So buy this product because you like the taste but don’t think you are going to get your nut fix for the day.

crunmble 2

 

4 Comments on “Stating the obvious”

  1. joy
    December 11, 2015 at 7:38 am #

    I must try celery covered in cheese sauce .

    • thebikinggardener
      December 11, 2015 at 11:33 am #

      cook the celery, cover it in cheese sauce and pop in the oven with some more cheese grated on top – nice with mash 🙂

  2. Noelle
    December 11, 2015 at 10:10 am #

    I love your rant…some time ago I tussled with a Supermarket over their English Apple and Pear Juice. At first I thought hurrah…then at home read that the pear juice was from Spain, and called them. Found out that the English Apple Juice was sent to Spain, to be blended with the Pear Juice, put into cartons…then returned to England! Outrageous! And this was fresh not ‘reconstituted’ juice! You can guess what I am buying now.

    • thebikinggardener
      December 11, 2015 at 11:32 am #

      That is bonkers too! So much for local food! You can’t be too careful

Leave a Reply

Fill in your details below or click an icon to log in:

WordPress.com Logo

You are commenting using your WordPress.com account.
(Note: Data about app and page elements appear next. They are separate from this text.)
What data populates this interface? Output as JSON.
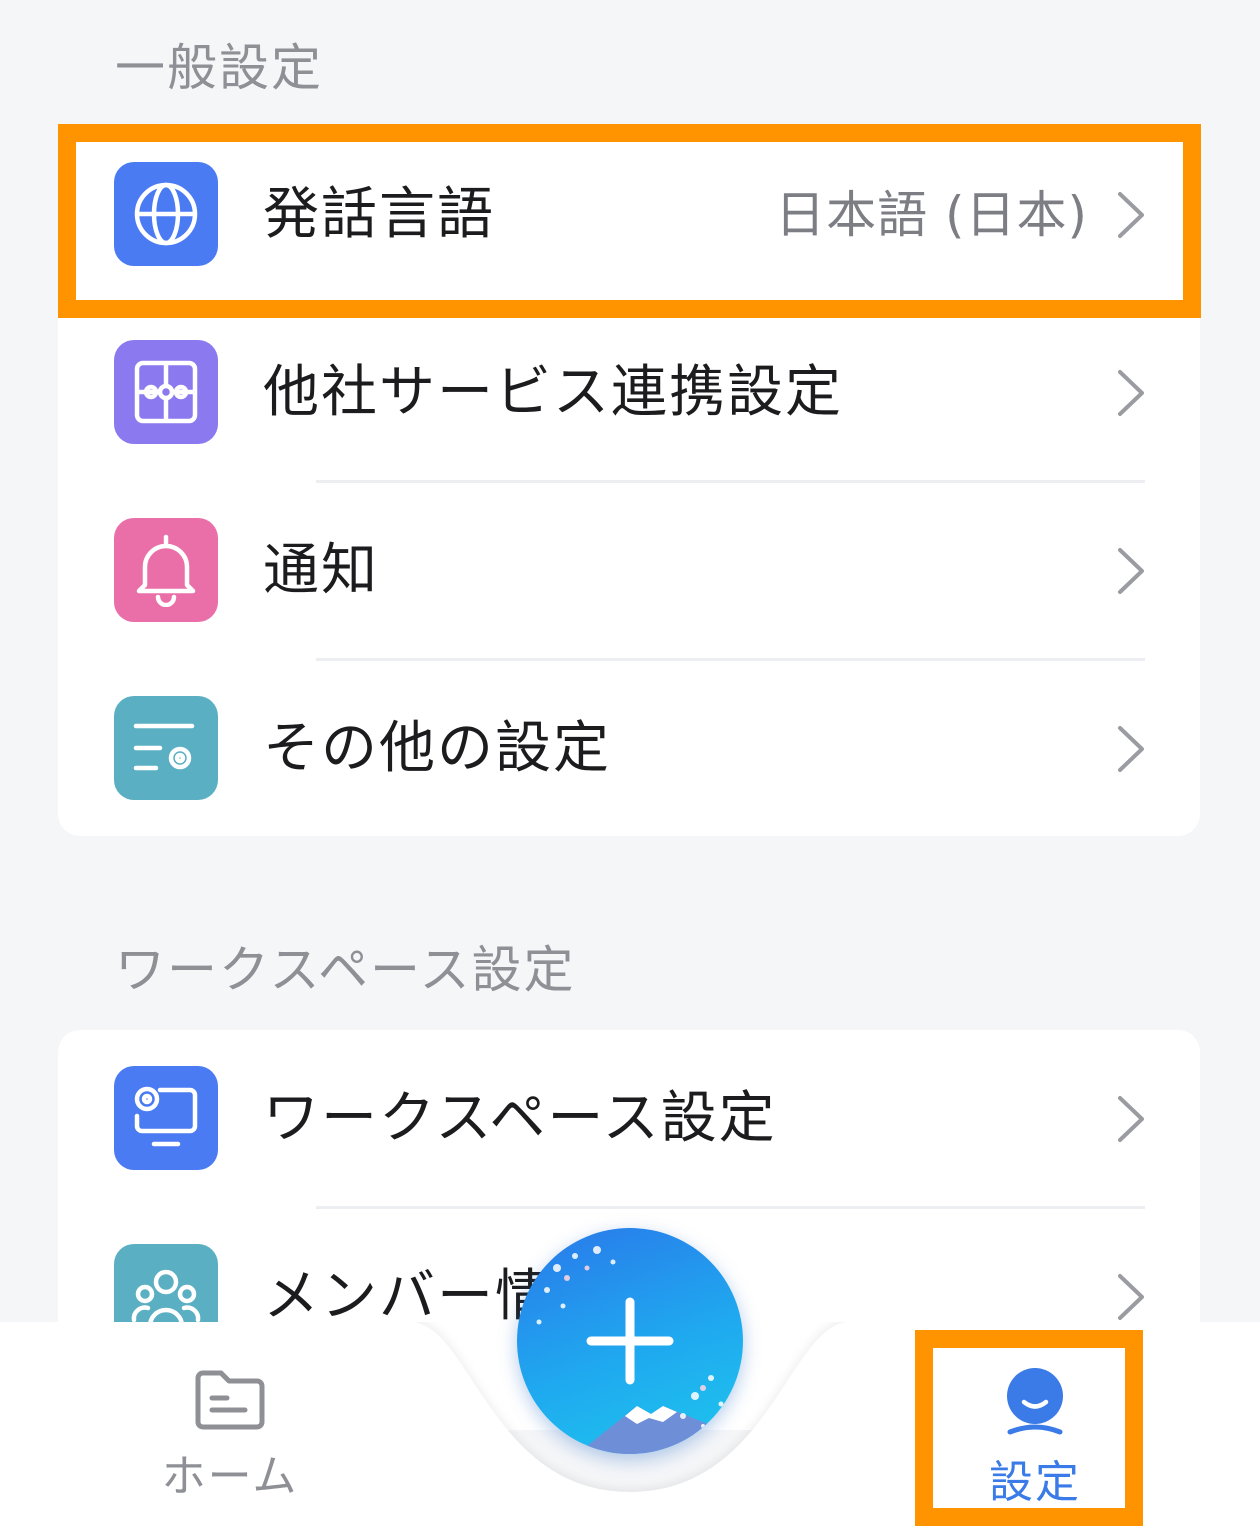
{
  "general_section": {
    "title": "一般設定",
    "items": [
      {
        "label": "発話言語",
        "value": "日本語 (日本)",
        "icon": "globe-icon",
        "icon_color": "#4b7bf2"
      },
      {
        "label": "他社サービス連携設定",
        "icon": "puzzle-icon",
        "icon_color": "#8b79ef"
      },
      {
        "label": "通知",
        "icon": "bell-icon",
        "icon_color": "#ea6ea8"
      },
      {
        "label": "その他の設定",
        "icon": "settings-list-icon",
        "icon_color": "#5aafc2"
      }
    ]
  },
  "workspace_section": {
    "title": "ワークスペース設定",
    "items": [
      {
        "label": "ワークスペース設定",
        "icon": "monitor-gear-icon",
        "icon_color": "#4b7bf2"
      },
      {
        "label": "メンバー情",
        "icon": "members-icon",
        "icon_color": "#5aafc2"
      }
    ]
  },
  "tabbar": {
    "home_label": "ホーム",
    "settings_label": "設定",
    "add_button": "plus-icon"
  },
  "colors": {
    "highlight": "#ff9300",
    "active_tab": "#3b7be8",
    "inactive_tab": "#8e9096"
  }
}
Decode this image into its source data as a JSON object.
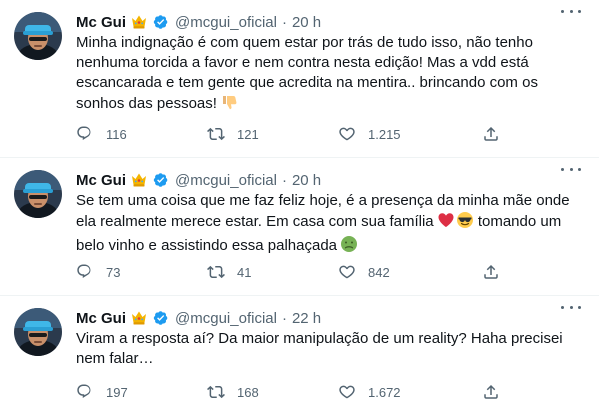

Log Out / Change )

Twitter picture

You are commenting using your Twitter account. Log Out / Change )

Facebook photo

You are commenting using your Facebook account. Log Out / Change )

Google+ photo

You are commenting using your Google+ account. Log Out / Change )

Connecting to %s

Sweetgum and Pines

gardening in the North Carolina piedmont

Ravenscourt Gardens

Learning life's lessons in the garden!

RMW: the blog

Roslyn's photography, art, cats, exploring, writing, life

IGPS Blog

The Irish Garden Plant Society - Lovers of Irish plants and gardens

AltroVerde

un altro blog sul giardinaggio...

vegetablurb

four decades of organic vegetable gardening and barely a clue

The Long Garden Path

A walk round the Estate!

The Tropical Flowering Zone

Photographic Journals from the Tropics

Flowery Prose

Growing words about writing, gardening, and outdoors pursuits in Alberta, Canada.

ontheedgegardening

Gardening on the edge of a cliff

Uprooted Magnolia

I am a freelance Photographer born and raised in the Southeast. I have uprooted my life in Macon Georgia for a new life as an unlikely cowgirl in love with a handsome cowboy in Wyoming. I hope you enjoy my photo journal on life, love, and the spirit of Wyoming.

Interesting Literature

A Library of Literary Interestingness

Garden Variety

A Gardening, Outdoor Lifestyle and Organic Food & Drink Blog

For the Love of Iris

Articles, Tips and Notes from Schreiner's Iris Gardens

One Bean Row

Words and pictures from an Irish garden by Jane Powers

Plant Heritage

The world's leading garden plant conservation charity

HERITAGE IRISES

An English experience of gardening in Ireland - and back in the UK

%d bloggers like this: